  28. Rudasill, K. M., Reio, T. G., Jr., Stipanovic, N., & Taylor, J. E. (2010). A longitudinal study of student-teacher relationship quality, difficult temperament, and risky behavior from childhood to early adolescence. Journal of School Psychology, 48(5), 389–412. doi: 10.1016/j.jsp.2010.05.001.CrossRefPubMedGoogle Scholar
  29. Shiner, R. L. (1998). How shall we speak of children’s personalities in middle childhood? A preliminary taxonomy. Psychological Bulletin, 124(3), 308–332. doi: 10.1037/0033-2909.124.3.308.CrossRefPubMedGoogle Scholar
  30. Shlafer, R. J., & Poehlmann, J. (2010). Attachment and caregiving relationships in families affected by parental incarceration. Attachment & Human Development, 12(4), 395–415. doi: 10.1080/14616730903417052.CrossRefGoogle Scholar
  31. Smucker, M. R., Craighead, W. E., Craighead, L. W., & Green, B. J. (1986). Normative and reliability data for the children’s depression inventory. Journal of Abnormal Child Psychology, 14(1), 25–39. doi: 10.1007/BF00917219.CrossRefPubMedGoogle Scholar
  32. Tuerk, E. H., & Loper, A. B. (2006). Contact between incarcerated mothers and their children: Assessing parenting stress. Journal of Offender Rehabilitation, 43(1), 23–43. doi: 10.1300/J076v43n01_02.CrossRefGoogle Scholar
  33. Zeman, J., Cassano, M., & Adrian, M. (2013). Socialization influences on children’s and adolescents’ emotional self-regulation processes: A developmental psychopathology perspective. In K. Barrett, G. Morgan, & N. Fox (Eds.), Handbook of self-regulatory processes in development: New directions and international perspectives (pp. 79–107). New York: Routledge.Google Scholar
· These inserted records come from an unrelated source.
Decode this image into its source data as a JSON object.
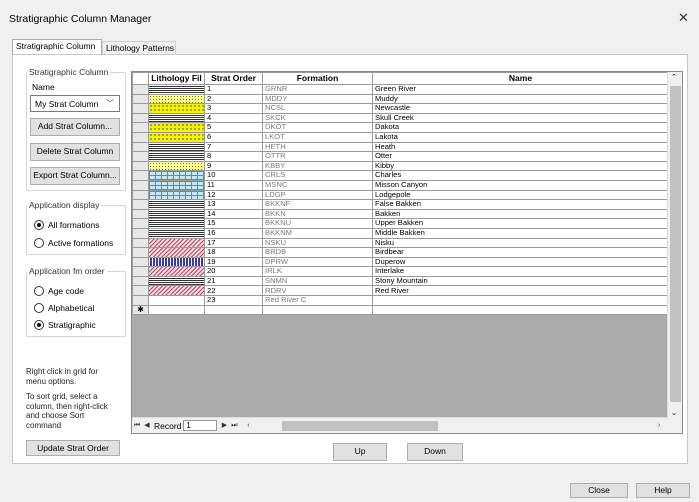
{
  "window": {
    "title": "Stratigraphic Column Manager"
  },
  "tabs": [
    {
      "label": "Stratigraphic Column"
    },
    {
      "label": "Lithology Patterns"
    }
  ],
  "left": {
    "strat_group_label": "Stratigraphic Column",
    "name_label": "Name",
    "selected_column": "My Strat Column",
    "add_button": "Add Strat Column...",
    "delete_button": "Delete Strat Column",
    "export_button": "Export Strat Column...",
    "display_group_label": "Application display",
    "display_options": [
      {
        "label": "All formations",
        "checked": true
      },
      {
        "label": "Active formations",
        "checked": false
      }
    ],
    "order_group_label": "Application fm order",
    "order_options": [
      {
        "label": "Age code",
        "checked": false
      },
      {
        "label": "Alphabetical",
        "checked": false
      },
      {
        "label": "Stratigraphic",
        "checked": true
      }
    ],
    "hint1": "Right click in grid for menu options.",
    "hint2": "To sort grid, select a column, then right-click and choose Sort command",
    "update_button": "Update Strat Order"
  },
  "grid": {
    "headers": [
      "Lithology Fil",
      "Strat Order",
      "Formation",
      "Name"
    ],
    "rows": [
      {
        "pattern": "lines",
        "order": "1",
        "formation": "GRNR",
        "name": "Green River"
      },
      {
        "pattern": "dots",
        "order": "2",
        "formation": "MDDY",
        "name": "Muddy"
      },
      {
        "pattern": "sand",
        "order": "3",
        "formation": "NCSL",
        "name": "Newcastle"
      },
      {
        "pattern": "lines",
        "order": "4",
        "formation": "SKCK",
        "name": "Skull Creek"
      },
      {
        "pattern": "sand",
        "order": "5",
        "formation": "DKOT",
        "name": "Dakota"
      },
      {
        "pattern": "sand",
        "order": "6",
        "formation": "LKOT",
        "name": "Lakota"
      },
      {
        "pattern": "lines",
        "order": "7",
        "formation": "HETH",
        "name": "Heath"
      },
      {
        "pattern": "lines",
        "order": "8",
        "formation": "OTTR",
        "name": "Otter"
      },
      {
        "pattern": "dots",
        "order": "9",
        "formation": "KBBY",
        "name": "Kibby"
      },
      {
        "pattern": "lime",
        "order": "10",
        "formation": "CRLS",
        "name": "Charles"
      },
      {
        "pattern": "lime",
        "order": "11",
        "formation": "MSNC",
        "name": "Misson Canyon"
      },
      {
        "pattern": "lime",
        "order": "12",
        "formation": "LDGP",
        "name": "Lodgepole"
      },
      {
        "pattern": "lines",
        "order": "13",
        "formation": "BKKNF",
        "name": "False Bakken"
      },
      {
        "pattern": "lines",
        "order": "14",
        "formation": "BKKN",
        "name": "Bakken"
      },
      {
        "pattern": "lines",
        "order": "15",
        "formation": "BKKNU",
        "name": "Upper Bakken"
      },
      {
        "pattern": "lines",
        "order": "16",
        "formation": "BKKNM",
        "name": "Middle Bakken"
      },
      {
        "pattern": "hatch",
        "order": "17",
        "formation": "NSKU",
        "name": "Nisku"
      },
      {
        "pattern": "hatch",
        "order": "18",
        "formation": "BRDB",
        "name": "Birdbear"
      },
      {
        "pattern": "blue",
        "order": "19",
        "formation": "DPRW",
        "name": "Duperow"
      },
      {
        "pattern": "hatch",
        "order": "20",
        "formation": "IRLK",
        "name": "Interlake"
      },
      {
        "pattern": "lines",
        "order": "21",
        "formation": "SNMN",
        "name": "Stony Mountain"
      },
      {
        "pattern": "hatch",
        "order": "22",
        "formation": "RDRV",
        "name": "Red River"
      },
      {
        "pattern": "",
        "order": "23",
        "formation": "Red River C",
        "name": ""
      }
    ],
    "new_row_marker": "✱",
    "record_label": "Record",
    "record_value": "1"
  },
  "buttons": {
    "up": "Up",
    "down": "Down",
    "close": "Close",
    "help": "Help"
  }
}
Copyright information

© Springer International Publishing Switzerland 2015

Authors and Affiliations

  1. 1.Integrated Science CenterWilliamsburgUSA

Personalised recommendations